Litigation over the pipeline has been ongoing for several years after various pipeline spills have occurred in Michigan. Enridge received approval from the prior administration in the state of Michigan to build a tunnel to enclose the pipeline to protect the lakes from any future potential oil spills. The tunnel is expected to be complete by 2024, but the current government in Michigan is strongly opposed to the project due to the sensitive ecological environment of the Great Lakes. Earlier in the month, Michigan’s Court of Appeals upheld a lower court decision which found in favor of Enbridge, validating the agreement the company made with the prior government to build the tunnel. Last week, Line 5 was shut down due to damage to the east leg of the pipeline. The hearing scheduled for Tuesday will establish whether Line 5 will remain shut indefinitely.
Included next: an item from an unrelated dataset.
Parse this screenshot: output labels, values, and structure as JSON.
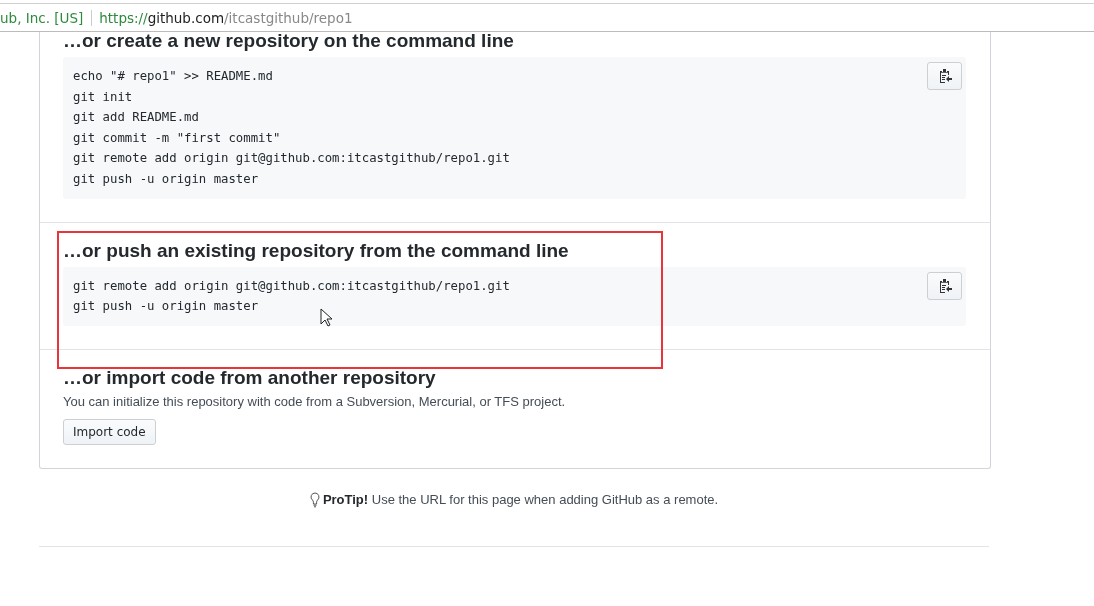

Most of Line 5's light crude and NGLs are delivered to Sarnia, Ontario, then transported to refineries in Ontario and Quebec. Some of the crude oil goes to a Marysville terminal, where it connects with a Sunoco line and is transported to the Marathon Refinery in Detroit and two others in Toledo. Several years ago, the 140,000 b/d Detroit refinery invested in configuration changes to process mainly heavy crude from Canada, and only about 15,000 b/d of light crude. Refineries in Toledo, OH do utilize some light crude from Line 5, along with deliveries from other pipelines.
Since 2016, data from the Canadian Energy Regulator indicates that crude and NGLs volumes into Sarnia left combined spare capacity on the pipelines of about 25 percent. If Line 5 remained shut, any spare capacity on Enbridge Line 78 (from Patoka, IL to Sarnia, ON) would likely fill. Other pipelines that deliver light crude to the US Midwest, such as the 250,000 b/d Mid Valley Pipeline, that takes Permian Basin crude to Ohio and Michigan, and Marathon’s pipelines from the Patoka, IL hub to Ohio refineries, are also thought to have some limited spare capacity.
The chart below shows the monthly volumes that were delivered into Sarnia on Enbridge Lines 5 and 78 since 2016. The space between the dotted line and the blue and gray bars illustrates the combined spare capacity, showing under-utilization of the pipelines. As the chart shows, closure of Line 5 halves the total pipeline capacity to Sarnia. Line 78 would then likely run closer to full capacity. Once refinery demand for crude is met in Sarnia, crude supplies also flow from Sarnia onto connecting pipelines to Nanticoke, Ontario and refineries in Quebec. Any deficit would need to be made up by increasing crude sent by rail, or in the case of Quebec, an increase in imports via the St Lawrence River is another option.